↓↓↓

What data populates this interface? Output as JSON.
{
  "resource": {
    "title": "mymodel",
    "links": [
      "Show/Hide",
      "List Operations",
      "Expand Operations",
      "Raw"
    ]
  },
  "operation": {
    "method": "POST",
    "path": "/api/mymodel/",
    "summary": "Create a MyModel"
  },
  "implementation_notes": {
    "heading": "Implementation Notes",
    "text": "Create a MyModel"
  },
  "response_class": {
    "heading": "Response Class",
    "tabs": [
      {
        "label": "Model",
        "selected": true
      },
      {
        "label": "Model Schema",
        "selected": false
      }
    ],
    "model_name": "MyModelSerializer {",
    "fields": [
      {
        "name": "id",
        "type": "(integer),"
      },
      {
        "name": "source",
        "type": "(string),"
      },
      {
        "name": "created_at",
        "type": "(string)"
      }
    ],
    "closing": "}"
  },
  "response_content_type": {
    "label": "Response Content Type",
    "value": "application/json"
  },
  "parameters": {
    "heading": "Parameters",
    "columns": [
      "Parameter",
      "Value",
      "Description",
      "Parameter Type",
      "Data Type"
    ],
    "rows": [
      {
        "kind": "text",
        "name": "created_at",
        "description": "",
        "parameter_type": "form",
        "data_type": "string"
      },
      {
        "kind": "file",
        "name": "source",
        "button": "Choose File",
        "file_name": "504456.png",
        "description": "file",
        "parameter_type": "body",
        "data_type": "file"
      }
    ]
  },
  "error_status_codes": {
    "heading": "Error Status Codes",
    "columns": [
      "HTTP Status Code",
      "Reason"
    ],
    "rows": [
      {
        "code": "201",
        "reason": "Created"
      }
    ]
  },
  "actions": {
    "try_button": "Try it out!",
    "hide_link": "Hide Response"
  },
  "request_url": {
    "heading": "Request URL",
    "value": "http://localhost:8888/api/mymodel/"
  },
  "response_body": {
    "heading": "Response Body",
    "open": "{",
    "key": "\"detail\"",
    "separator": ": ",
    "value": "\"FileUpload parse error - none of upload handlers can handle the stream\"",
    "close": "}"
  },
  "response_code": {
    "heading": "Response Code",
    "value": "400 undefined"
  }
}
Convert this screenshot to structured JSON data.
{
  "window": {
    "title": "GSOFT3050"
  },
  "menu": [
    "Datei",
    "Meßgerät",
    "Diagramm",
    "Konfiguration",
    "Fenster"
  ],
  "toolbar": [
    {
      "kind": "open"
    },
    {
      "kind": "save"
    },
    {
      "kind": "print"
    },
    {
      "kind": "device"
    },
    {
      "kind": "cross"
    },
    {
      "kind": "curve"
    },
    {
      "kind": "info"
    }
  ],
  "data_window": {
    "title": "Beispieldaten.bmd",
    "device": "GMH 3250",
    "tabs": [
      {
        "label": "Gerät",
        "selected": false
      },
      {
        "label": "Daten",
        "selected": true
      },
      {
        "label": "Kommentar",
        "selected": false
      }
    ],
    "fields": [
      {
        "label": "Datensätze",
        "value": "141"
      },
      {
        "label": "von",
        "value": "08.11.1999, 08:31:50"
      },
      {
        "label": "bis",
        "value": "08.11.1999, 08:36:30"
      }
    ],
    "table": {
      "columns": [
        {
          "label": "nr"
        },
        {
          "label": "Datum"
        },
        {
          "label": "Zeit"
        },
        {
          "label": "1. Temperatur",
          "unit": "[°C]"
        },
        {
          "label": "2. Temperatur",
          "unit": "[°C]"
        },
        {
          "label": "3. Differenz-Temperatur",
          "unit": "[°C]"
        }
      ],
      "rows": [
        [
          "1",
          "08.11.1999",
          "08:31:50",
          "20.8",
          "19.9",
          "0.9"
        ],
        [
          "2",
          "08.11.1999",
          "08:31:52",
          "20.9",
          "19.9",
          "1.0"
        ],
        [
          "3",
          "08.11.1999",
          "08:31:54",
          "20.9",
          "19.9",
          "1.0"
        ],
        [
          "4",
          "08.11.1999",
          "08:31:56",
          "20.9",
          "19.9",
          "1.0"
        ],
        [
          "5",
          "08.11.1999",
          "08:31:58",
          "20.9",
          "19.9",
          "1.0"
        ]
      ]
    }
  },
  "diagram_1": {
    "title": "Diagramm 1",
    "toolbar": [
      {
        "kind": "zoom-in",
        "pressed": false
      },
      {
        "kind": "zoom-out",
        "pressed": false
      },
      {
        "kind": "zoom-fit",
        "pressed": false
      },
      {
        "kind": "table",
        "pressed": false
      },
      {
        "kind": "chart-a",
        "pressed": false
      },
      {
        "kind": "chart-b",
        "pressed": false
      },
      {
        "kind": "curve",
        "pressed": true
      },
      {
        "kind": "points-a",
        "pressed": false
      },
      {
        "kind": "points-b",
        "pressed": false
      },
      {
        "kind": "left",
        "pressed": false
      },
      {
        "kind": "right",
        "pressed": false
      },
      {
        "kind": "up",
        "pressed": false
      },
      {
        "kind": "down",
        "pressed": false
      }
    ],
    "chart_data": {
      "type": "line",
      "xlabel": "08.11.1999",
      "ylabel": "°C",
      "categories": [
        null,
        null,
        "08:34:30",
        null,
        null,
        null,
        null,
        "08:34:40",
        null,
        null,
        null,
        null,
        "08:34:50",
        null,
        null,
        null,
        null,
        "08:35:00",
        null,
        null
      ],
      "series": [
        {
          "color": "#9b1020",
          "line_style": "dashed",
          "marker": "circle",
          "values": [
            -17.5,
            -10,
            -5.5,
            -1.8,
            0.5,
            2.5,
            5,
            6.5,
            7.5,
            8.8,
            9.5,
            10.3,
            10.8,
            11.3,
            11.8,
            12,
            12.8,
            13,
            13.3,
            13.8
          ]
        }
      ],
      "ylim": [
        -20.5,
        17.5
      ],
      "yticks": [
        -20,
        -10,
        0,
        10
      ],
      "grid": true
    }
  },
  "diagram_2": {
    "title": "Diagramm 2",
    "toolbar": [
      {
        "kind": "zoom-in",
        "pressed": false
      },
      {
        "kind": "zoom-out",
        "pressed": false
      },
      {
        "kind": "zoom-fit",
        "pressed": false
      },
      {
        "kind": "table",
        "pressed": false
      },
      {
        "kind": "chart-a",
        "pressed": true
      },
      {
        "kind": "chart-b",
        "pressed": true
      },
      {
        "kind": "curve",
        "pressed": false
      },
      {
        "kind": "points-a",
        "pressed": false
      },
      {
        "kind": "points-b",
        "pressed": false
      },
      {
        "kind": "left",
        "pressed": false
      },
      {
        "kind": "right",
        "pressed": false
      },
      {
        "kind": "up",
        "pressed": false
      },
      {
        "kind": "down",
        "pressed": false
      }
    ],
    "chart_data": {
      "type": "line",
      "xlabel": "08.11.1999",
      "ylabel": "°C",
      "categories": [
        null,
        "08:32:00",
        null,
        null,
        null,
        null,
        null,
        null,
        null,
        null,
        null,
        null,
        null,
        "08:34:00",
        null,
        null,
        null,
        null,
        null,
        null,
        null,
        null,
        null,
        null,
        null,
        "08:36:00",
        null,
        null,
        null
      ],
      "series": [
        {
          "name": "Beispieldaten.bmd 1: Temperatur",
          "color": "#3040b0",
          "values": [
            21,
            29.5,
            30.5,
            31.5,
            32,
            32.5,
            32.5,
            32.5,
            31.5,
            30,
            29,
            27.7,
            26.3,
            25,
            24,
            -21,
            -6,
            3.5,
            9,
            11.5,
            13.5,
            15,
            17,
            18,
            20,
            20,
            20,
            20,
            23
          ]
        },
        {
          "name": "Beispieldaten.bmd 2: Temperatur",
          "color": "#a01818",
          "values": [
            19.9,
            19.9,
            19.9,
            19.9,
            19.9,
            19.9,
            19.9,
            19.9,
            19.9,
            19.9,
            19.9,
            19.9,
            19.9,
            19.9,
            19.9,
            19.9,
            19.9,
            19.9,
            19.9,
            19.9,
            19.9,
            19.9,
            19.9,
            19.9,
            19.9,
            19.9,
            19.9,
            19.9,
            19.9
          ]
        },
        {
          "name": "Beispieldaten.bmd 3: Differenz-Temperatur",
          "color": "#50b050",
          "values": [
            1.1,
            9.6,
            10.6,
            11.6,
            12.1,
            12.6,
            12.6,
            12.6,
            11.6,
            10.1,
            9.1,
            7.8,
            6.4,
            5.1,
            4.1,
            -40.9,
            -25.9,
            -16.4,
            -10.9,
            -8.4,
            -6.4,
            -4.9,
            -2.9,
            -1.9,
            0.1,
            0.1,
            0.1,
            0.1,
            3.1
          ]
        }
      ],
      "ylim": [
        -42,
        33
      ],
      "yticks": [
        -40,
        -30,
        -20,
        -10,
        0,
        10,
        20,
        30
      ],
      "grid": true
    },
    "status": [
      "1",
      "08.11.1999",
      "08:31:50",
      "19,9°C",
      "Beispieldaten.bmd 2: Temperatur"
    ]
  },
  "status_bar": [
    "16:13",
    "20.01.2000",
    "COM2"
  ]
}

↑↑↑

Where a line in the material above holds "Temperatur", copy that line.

- **Answer for this exercise**
          "label": "1. Temperatur",
          "label": "2. Temperatur",
          "label": "3. Differenz-Temperatur",
          "name": "Beispieldaten.bmd 1: Temperatur",
          "name": "Beispieldaten.bmd 2: Temperatur",
          "name": "Beispieldaten.bmd 3: Differenz-Temperatur",
      "Beispieldaten.bmd 2: Temperatur"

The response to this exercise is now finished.